▸ **Assignment**: Look for the word "seus". Copy every line of the listing where it occurs.

=== Begin Enclosure ===

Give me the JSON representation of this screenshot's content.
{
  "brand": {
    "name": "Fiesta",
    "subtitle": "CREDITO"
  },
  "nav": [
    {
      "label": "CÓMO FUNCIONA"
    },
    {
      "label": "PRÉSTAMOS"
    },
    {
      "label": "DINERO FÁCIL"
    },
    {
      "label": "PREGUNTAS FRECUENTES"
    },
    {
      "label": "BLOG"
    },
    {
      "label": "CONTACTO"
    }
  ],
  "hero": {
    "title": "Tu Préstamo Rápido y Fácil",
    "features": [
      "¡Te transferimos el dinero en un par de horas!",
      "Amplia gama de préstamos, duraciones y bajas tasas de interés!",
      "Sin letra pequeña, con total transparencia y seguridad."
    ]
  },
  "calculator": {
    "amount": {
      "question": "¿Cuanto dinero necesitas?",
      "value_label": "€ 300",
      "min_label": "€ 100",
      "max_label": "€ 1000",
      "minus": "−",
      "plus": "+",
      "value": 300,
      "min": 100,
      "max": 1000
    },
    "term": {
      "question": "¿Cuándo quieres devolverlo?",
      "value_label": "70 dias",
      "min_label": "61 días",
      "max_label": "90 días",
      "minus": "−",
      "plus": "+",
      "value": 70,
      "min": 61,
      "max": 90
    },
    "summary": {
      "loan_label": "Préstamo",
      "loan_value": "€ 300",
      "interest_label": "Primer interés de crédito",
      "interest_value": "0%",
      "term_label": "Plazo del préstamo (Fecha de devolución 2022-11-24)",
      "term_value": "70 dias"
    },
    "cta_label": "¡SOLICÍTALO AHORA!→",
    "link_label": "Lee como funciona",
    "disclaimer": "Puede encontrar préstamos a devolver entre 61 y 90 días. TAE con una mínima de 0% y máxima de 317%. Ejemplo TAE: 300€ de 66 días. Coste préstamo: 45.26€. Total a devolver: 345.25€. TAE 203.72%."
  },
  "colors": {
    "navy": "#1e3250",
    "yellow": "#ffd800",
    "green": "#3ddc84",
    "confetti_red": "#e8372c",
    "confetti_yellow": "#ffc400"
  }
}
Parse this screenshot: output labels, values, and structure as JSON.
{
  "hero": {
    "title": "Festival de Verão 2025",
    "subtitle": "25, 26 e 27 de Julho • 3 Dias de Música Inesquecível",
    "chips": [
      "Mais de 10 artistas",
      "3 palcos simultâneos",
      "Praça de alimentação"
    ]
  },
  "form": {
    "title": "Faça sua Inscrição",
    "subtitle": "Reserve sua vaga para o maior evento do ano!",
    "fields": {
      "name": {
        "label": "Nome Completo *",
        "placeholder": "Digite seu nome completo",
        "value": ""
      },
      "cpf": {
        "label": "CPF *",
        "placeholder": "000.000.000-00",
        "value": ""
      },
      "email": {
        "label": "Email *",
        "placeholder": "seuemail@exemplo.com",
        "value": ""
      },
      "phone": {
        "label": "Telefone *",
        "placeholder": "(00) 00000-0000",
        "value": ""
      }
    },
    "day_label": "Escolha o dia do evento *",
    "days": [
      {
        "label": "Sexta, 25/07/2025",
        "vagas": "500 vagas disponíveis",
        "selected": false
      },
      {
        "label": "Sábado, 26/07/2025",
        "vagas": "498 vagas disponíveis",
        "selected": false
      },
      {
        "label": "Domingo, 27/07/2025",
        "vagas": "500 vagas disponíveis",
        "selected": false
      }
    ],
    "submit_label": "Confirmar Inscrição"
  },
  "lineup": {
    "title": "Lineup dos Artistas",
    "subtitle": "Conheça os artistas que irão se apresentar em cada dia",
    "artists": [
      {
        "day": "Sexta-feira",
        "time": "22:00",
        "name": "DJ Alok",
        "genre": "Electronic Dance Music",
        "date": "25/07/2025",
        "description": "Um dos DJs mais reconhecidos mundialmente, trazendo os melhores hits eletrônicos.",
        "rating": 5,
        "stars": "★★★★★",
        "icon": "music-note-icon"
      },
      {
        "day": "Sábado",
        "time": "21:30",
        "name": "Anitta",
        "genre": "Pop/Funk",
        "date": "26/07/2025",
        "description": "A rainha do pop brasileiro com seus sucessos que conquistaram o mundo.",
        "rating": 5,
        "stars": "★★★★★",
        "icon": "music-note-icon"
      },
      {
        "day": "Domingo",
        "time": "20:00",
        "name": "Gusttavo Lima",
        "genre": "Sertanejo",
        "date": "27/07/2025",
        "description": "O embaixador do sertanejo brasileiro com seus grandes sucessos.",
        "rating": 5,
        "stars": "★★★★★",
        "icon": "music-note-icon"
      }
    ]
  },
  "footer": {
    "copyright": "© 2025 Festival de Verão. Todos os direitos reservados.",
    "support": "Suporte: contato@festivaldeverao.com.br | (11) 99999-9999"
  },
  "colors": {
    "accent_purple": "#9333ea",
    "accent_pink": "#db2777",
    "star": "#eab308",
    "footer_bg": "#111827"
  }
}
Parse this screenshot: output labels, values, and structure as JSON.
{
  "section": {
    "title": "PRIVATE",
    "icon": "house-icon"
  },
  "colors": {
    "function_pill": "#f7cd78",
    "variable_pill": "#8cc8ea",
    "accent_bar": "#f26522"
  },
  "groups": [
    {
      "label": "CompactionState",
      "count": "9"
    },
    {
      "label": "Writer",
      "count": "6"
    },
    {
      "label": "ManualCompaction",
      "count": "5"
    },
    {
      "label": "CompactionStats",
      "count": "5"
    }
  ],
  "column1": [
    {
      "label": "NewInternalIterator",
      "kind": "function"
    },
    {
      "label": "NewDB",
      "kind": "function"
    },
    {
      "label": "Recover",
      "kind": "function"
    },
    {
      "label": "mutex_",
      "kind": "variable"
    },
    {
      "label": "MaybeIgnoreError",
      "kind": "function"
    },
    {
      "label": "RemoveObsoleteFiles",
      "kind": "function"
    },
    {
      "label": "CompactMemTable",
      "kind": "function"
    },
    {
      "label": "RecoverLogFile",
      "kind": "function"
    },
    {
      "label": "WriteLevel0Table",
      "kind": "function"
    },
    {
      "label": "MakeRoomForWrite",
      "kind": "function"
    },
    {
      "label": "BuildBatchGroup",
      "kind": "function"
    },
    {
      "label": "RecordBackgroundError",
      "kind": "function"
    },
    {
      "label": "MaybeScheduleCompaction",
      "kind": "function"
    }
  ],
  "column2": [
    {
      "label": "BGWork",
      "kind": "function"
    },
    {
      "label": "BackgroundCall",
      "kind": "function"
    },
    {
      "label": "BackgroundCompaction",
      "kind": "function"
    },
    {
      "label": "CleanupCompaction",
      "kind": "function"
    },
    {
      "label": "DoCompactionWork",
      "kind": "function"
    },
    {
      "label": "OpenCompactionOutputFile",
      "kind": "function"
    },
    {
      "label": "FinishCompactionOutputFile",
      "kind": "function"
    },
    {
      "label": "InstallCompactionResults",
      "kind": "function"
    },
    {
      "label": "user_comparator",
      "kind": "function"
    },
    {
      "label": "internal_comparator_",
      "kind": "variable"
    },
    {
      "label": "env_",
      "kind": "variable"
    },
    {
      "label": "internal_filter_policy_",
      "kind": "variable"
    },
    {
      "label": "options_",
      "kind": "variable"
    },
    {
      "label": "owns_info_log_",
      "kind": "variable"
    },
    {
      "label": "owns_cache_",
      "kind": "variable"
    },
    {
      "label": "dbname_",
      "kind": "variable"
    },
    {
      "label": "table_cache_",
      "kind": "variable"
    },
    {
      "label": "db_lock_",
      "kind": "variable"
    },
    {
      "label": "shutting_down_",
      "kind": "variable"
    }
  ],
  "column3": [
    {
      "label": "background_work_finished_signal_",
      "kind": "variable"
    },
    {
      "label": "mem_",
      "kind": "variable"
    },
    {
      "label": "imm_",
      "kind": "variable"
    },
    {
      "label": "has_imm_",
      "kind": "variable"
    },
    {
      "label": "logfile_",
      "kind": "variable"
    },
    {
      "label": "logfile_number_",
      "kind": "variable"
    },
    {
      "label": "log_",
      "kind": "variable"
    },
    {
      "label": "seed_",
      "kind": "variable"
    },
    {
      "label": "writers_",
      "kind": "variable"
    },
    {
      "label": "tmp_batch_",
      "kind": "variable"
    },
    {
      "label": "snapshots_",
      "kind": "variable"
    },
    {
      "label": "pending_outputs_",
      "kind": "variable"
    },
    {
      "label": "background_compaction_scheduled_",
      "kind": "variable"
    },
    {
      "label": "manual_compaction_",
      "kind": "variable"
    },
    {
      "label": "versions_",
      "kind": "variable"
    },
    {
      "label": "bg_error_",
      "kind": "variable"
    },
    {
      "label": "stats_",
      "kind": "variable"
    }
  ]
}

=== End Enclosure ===

▸ **Response box**:
        "description": "A rainha do pop brasileiro com seus sucessos que conquistaram o mundo.",
        "description": "O embaixador do sertanejo brasileiro com seus grandes sucessos.",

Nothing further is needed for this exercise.